Exercise goal
Each entry has to be copied exactly, with nothing missed.
+++
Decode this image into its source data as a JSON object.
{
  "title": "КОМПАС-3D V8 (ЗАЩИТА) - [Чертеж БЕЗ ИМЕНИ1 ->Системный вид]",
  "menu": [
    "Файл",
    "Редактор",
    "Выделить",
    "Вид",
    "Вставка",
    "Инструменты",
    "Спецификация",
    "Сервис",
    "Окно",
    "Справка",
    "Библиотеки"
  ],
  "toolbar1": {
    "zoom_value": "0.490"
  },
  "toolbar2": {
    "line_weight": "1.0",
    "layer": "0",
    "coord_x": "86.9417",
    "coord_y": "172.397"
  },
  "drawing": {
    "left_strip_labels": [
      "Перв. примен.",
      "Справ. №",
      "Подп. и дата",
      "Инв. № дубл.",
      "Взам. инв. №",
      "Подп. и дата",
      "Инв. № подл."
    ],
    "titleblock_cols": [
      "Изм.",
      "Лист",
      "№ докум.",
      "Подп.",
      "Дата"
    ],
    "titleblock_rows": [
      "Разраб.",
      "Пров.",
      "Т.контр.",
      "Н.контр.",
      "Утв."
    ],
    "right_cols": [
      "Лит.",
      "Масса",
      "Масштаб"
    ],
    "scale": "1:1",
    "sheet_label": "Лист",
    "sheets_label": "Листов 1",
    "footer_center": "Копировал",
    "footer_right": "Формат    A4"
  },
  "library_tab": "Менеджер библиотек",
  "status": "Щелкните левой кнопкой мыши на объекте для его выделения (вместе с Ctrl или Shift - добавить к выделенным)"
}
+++
Expected output
Decode this image into its source data as a JSON object.
{
  "title": "КОМПАС-3D V8 (ЗАЩИТА) - [Чертеж БЕЗ ИМЕНИ1 ->Системный вид]",
  "menu": [
    "Файл",
    "Редактор",
    "Выделить",
    "Вид",
    "Вставка",
    "Инструменты",
    "Спецификация",
    "Сервис",
    "Окно",
    "Справка",
    "Библиотеки"
  ],
  "toolbar1": {
    "zoom_value": "0.490"
  },
  "toolbar2": {
    "line_weight": "1.0",
    "layer": "0",
    "coord_x": "86.9417",
    "coord_y": "172.397"
  },
  "drawing": {
    "left_strip_labels": [
      "Перв. примен.",
      "Справ. №",
      "Подп. и дата",
      "Инв. № дубл.",
      "Взам. инв. №",
      "Подп. и дата",
      "Инв. № подл."
    ],
    "titleblock_cols": [
      "Изм.",
      "Лист",
      "№ докум.",
      "Подп.",
      "Дата"
    ],
    "titleblock_rows": [
      "Разраб.",
      "Пров.",
      "Т.контр.",
      "Н.контр.",
      "Утв."
    ],
    "right_cols": [
      "Лит.",
      "Масса",
      "Масштаб"
    ],
    "scale": "1:1",
    "sheet_label": "Лист",
    "sheets_label": "Листов 1",
    "footer_center": "Копировал",
    "footer_right": "Формат    A4"
  },
  "library_tab": "Менеджер библиотек",
  "status": "Щелкните левой кнопкой мыши на объекте для его выделения (вместе с Ctrl или Shift - добавить к выделенным)"
}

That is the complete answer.